The TEE cars outlasted the Swiss power units , which were replaced with F-units. CN 8517 pulls ONR 1985 and its three car train to be serviced at Spadina in August, 1981. The F-units were rebuilt to match the profile of the TEE cars, and received a couple of different paint schemes.  The modified F-units then operated with former GO Transit single-level ex-commuter cars.  
It was these cars that I rode to Timmins and back, with my northbound train ONR GP38-2 1808-APU 203-coach 609-snack car 702-coach 612. The trainman and I disembarked as he threw the switch for the approaching southbound at South River behind 1501 (above).  The trainman kept snapping photos after I posed with the engine, resulting in this photo of the train stopped in the show at South River:
The car interiors were quite nice.
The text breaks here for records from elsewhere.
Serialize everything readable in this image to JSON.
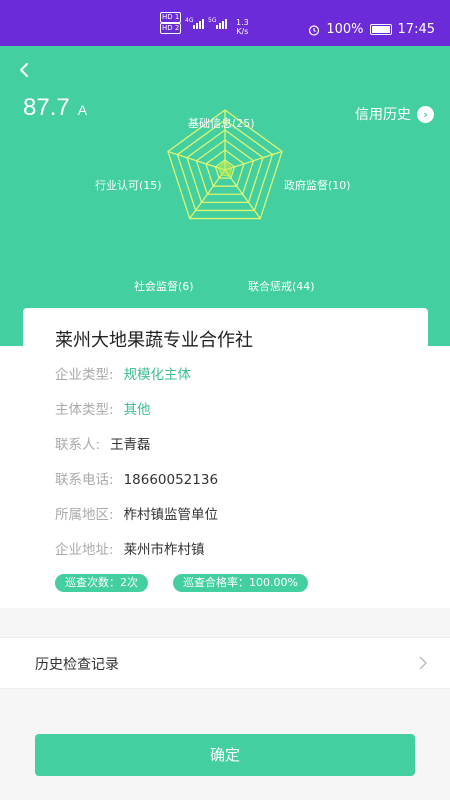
{
  "status_bar": {
    "hd1": "HD 1",
    "hd2": "HD 2",
    "sig1": "4G",
    "sig2": "5G",
    "net_speed": "1.3",
    "net_unit": "K/s",
    "battery": "100%",
    "time": "17:45"
  },
  "header": {
    "score": "87.7",
    "grade": "A",
    "credit_history_label": "信用历史",
    "credit_history_icon": "arrow-right-circle-icon",
    "back_icon": "chevron-left-icon"
  },
  "radar": {
    "labels": {
      "basic_info": "基础信息(25)",
      "gov_supervision": "政府监督(10)",
      "joint_discipline": "联合惩戒(44)",
      "social_supervision": "社会监督(6)",
      "industry_recognition": "行业认可(15)"
    },
    "colors": {
      "grid": "#ddf572",
      "area": "#c8f04a"
    }
  },
  "company": {
    "name": "莱州大地果蔬专业合作社",
    "fields": [
      {
        "label": "企业类型:",
        "value": "规模化主体"
      },
      {
        "label": "主体类型:",
        "value": "其他"
      },
      {
        "label": "联系人:",
        "value": "王青磊"
      },
      {
        "label": "联系电话:",
        "value": "18660052136"
      },
      {
        "label": "所属地区:",
        "value": "柞村镇监管单位"
      },
      {
        "label": "企业地址:",
        "value": "莱州市柞村镇"
      }
    ],
    "tags": {
      "inspections": "巡查次数：2次",
      "pass_rate": "巡查合格率：100.00%"
    }
  },
  "history": {
    "label": "历史检查记录",
    "icon": "chevron-right-icon"
  },
  "confirm_button": "确定",
  "colors": {
    "accent": "#43cfa0",
    "status_bar": "#6c2bd9",
    "accent_text": "#3cbf92"
  }
}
Watch for an upcoming blog post on this March, 1994 trip.
Though the Northlander is often photographed in the majesty of Ontario's north, here it is at its southern terminus.  On November 25, 1994 at 1120, the consist ONR 1501-202-606-700-612 is approaching the Skywalk west of Toronto Union Station and is dwarfed by hotels and the convention centre, not the pine forests, sparkling lakes and colourful foliage that normally surround it on its journey north:
Last Thursday, I was lucky to see one of the Northlander's last consists under the trainshed at Union Station 1809-1800-202-604-615-612-606-703.  Previously, I'd seen the Northlander at Washago in 2010:

In all cases, the train appeared well-patronized.  But what rail passenger service can pay for itself?  The Northlander was no different.  Will it return?
Watch for more Ontario Northland posts in this series...documents, train orders, publicity, schedules and my snowy 1994 trip.
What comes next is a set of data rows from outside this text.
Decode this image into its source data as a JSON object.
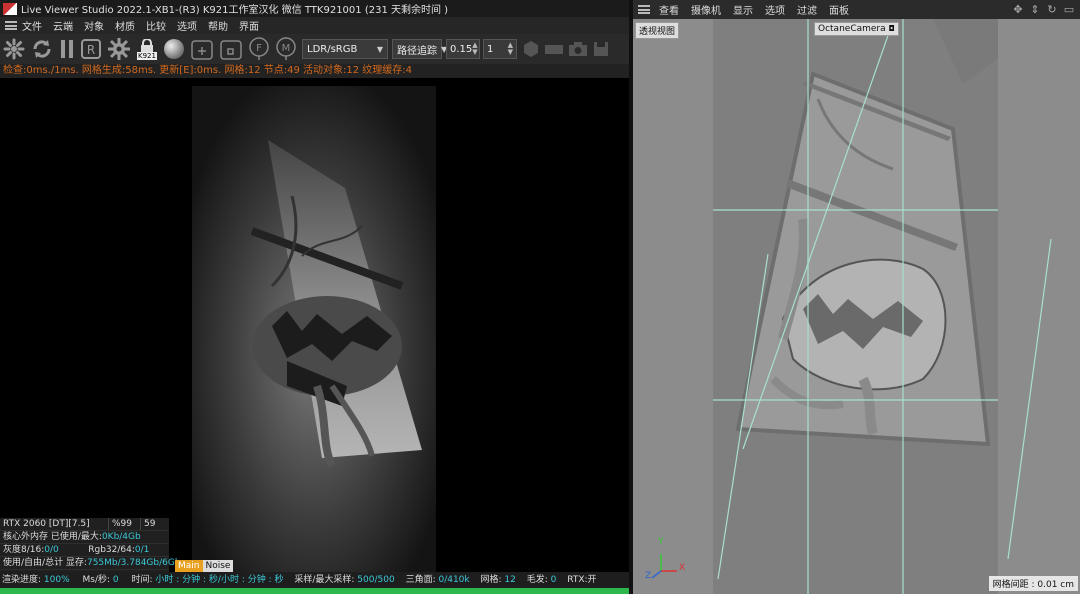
{
  "app": {
    "title": "Live Viewer Studio 2022.1-XB1-(R3)  K921工作室汉化  微信  TTK921001 (231 天剩余时间 )"
  },
  "menu": {
    "items": [
      "文件",
      "云端",
      "对象",
      "材质",
      "比较",
      "选项",
      "帮助",
      "界面"
    ]
  },
  "toolbar": {
    "lock_badge": "K921",
    "colorspace": "LDR/sRGB",
    "kernel": "路径追踪",
    "value1": "0.15",
    "value2": "1",
    "icons": [
      "octane-logo-icon",
      "refresh-icon",
      "pause-icon",
      "region-r-icon",
      "settings-gear-icon",
      "lock-icon",
      "sphere-icon",
      "add-region-icon",
      "pick-focus-icon",
      "focus-f-icon",
      "material-m-icon",
      "hexagon-icon",
      "rect-icon",
      "camera-icon",
      "save-icon"
    ]
  },
  "status_line": "检查:0ms./1ms. 网格生成:58ms. 更新[E]:0ms. 网格:12 节点:49 活动对象:12 纹理缓存:4",
  "stats": {
    "gpu": "RTX 2060 [DT][7.5]",
    "gpu_pct": "%99",
    "gpu_temp": "59",
    "ooc_label": "核心外内存 已使用/最大:",
    "ooc_value": "0Kb/4Gb",
    "grey_label": "灰度8/16: ",
    "grey_value": "0/0",
    "rgb_label": "Rgb32/64: ",
    "rgb_value": "0/1",
    "vram_label": "使用/自由/总计 显存: ",
    "vram_value": "755Mb/3.784Gb/6Gb",
    "tab_main": "Main",
    "tab_noise": "Noise"
  },
  "bottom": {
    "progress_label": "渲染进度: ",
    "progress_value": "100%",
    "progress_fraction": 1.0,
    "ms_label": "Ms/秒: ",
    "ms_value": "0",
    "time_label": "时间: ",
    "time_value": "小时 : 分钟 : 秒/小时 : 分钟 : 秒",
    "samples_label": "采样/最大采样: ",
    "samples_value": "500/500",
    "tris_label": "三角面: ",
    "tris_value": "0/410k",
    "mesh_label": "网格: ",
    "mesh_value": "12",
    "hair_label": "毛发: ",
    "hair_value": "0",
    "rtx": "RTX:开"
  },
  "viewport_menu": {
    "items": [
      "查看",
      "摄像机",
      "显示",
      "选项",
      "过滤",
      "面板"
    ],
    "active": "选项"
  },
  "viewport": {
    "view_name": "透视视图",
    "camera_name": "OctaneCamera",
    "grid_spacing": "网格间距 : 0.01 cm",
    "axis_y": "Y",
    "axis_z": "Z",
    "axis_x": "X"
  },
  "colors": {
    "status_orange": "#d2691e",
    "stat_cyan": "#3cc8d8",
    "progress_green": "#2db84d",
    "active_menu": "#e0c044",
    "tab_main_bg": "#e8a020"
  }
}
Running extra...

The extensive coverage of the last Northlander makes me wonder what coverage could have been preserved for posterity at the time of the 1981 and 1990 VIA Rail cuts.  Then, all that was available was overly-sentimental TV news reports, hoary newspaper accounts and enthusiast newsletter articles...a  month later.  How things have changed.  Now we have video, social media, and other real-time accounts and photographs of the last Northlanders. Steve Boyko has links to some videos here.  VIAphile Matt Soknacki rounded up some fine photography of the last runs as showcased on, here, here and here, and will be posting a trip account and more photos of his recent trip north.

I was happy to receive an email from my printer, telling me that the final proof of my second VIA Rail book should be in my hands tomorrow.  The end of a year-and-a-half of work is at hand.  I'll be sharing this update with the CRHA Toronto & York Division Thursday, where I'll be speaking on VIA Rail and my first book.  If any Division members are Trackside Treasure readers, I hope to see you there!

Happy Thanksgiving to my Canadian readers.  We truly have so much to be thankful for, not just one day a year, but all year.  May your upcoming week be filled with turkey casserole, turkey soup, turkey pot pie, turkey tetrazzini...